Children should be taken to a paediatric dentist every 6 months so that their teeth can be checked and thus any potential diseases that they may have in their mouths can be prevented.
Until they are a year old, it is enough to clean their teeth with a small piece of water-soaked gauze. After the age of two toothbrushes should be introduced, this must have a small head and soft bristles. Parents should teach their children how to brush their teeth, by doing so gently, after each meal. The amount of toothpaste should be minimal-equivalent to the size of a lentil- since they should not swallow any fluoride.
Fluoridation is one of the most effective methods to fight against caries, and should be carried out under the supervision of a paediatric dentist. Tooth enamel can be reinforced and re-mineralised through the application of fluoride. According to the WHO, it can reduce caries by up to 50%.

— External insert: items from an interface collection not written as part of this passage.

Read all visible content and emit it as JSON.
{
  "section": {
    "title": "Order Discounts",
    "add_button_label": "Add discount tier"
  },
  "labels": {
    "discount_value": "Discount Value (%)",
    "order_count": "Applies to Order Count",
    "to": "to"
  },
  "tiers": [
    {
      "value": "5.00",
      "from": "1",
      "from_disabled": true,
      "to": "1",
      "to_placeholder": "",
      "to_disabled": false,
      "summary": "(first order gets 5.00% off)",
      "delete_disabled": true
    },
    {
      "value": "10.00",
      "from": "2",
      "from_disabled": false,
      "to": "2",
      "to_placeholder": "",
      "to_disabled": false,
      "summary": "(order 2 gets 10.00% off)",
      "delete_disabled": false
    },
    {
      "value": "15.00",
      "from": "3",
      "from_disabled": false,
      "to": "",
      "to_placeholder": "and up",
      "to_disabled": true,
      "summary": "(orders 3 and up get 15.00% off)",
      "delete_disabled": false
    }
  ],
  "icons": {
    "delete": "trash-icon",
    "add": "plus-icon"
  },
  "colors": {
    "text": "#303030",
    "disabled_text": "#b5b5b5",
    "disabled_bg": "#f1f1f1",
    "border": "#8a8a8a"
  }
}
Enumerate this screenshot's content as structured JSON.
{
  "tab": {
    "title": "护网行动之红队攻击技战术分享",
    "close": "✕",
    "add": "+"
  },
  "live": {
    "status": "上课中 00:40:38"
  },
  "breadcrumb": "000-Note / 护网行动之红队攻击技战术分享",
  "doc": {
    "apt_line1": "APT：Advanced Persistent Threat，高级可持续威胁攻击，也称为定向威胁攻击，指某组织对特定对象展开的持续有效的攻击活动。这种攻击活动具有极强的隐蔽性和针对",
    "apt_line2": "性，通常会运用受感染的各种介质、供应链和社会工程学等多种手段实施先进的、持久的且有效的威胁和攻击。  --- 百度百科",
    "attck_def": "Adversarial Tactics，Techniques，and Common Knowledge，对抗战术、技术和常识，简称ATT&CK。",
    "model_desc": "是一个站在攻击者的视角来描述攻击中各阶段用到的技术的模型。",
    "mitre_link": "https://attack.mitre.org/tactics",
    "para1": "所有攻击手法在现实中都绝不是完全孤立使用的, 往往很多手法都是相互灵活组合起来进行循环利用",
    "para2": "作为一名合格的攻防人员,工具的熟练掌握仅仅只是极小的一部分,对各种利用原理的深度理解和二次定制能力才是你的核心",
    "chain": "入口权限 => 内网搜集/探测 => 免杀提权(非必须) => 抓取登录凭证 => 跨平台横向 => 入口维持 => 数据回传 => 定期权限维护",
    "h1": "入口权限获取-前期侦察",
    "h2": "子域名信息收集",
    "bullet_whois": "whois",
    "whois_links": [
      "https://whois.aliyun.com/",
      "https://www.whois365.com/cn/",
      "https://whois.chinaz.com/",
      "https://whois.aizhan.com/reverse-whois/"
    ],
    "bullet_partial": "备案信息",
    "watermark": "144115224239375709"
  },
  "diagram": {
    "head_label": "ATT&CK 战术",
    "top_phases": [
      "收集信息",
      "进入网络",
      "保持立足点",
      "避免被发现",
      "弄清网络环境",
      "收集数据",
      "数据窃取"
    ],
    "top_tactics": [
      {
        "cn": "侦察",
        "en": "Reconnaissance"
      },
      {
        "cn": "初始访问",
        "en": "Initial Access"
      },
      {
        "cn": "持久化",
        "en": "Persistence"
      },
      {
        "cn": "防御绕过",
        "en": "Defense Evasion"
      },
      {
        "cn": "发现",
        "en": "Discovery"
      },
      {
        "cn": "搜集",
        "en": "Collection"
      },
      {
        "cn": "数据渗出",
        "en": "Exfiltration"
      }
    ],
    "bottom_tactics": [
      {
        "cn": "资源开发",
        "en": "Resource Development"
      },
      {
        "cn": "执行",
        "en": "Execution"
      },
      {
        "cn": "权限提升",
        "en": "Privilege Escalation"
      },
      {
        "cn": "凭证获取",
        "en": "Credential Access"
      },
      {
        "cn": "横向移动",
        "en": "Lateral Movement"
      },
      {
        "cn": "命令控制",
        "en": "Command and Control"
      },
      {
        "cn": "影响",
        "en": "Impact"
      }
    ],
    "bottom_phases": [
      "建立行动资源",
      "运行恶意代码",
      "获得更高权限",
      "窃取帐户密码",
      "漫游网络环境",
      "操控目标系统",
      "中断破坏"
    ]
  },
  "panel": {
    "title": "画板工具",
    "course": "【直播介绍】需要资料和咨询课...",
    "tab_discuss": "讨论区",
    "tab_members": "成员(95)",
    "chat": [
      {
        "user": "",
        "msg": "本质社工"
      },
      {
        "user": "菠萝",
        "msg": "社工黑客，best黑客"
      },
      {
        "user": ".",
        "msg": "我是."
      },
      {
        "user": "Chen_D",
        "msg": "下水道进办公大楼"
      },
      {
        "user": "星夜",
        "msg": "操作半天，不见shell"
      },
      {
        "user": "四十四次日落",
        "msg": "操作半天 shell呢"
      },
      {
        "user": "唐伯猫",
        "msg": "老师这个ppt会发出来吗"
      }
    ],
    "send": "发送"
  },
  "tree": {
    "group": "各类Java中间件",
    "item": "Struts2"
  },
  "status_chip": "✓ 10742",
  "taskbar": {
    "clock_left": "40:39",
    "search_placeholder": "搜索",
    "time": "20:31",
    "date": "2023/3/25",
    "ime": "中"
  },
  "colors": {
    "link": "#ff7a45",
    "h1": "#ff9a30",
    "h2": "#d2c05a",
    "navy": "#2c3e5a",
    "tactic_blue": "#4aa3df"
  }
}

Whether it can affect other organs or not, this does not occur in healthy children. However, an infection in one tooth will make the caries progress until the microbes reach the nerve and contaminate it. If this continues without treatment, then the affected nerve will produce pus, which will search for an escape route and will cause an abscess which, if not treated, will produce a fistula (a route to the outside). However, any infection within the organism, whether in the mouth or any other location, can affect the heart in patients with vascular problems, congenital heart disease, or those who have for example experienced rheumatic fever as a child. These are extreme cases which paediatric dentists should know about, although they will be monitored by a cardiologist.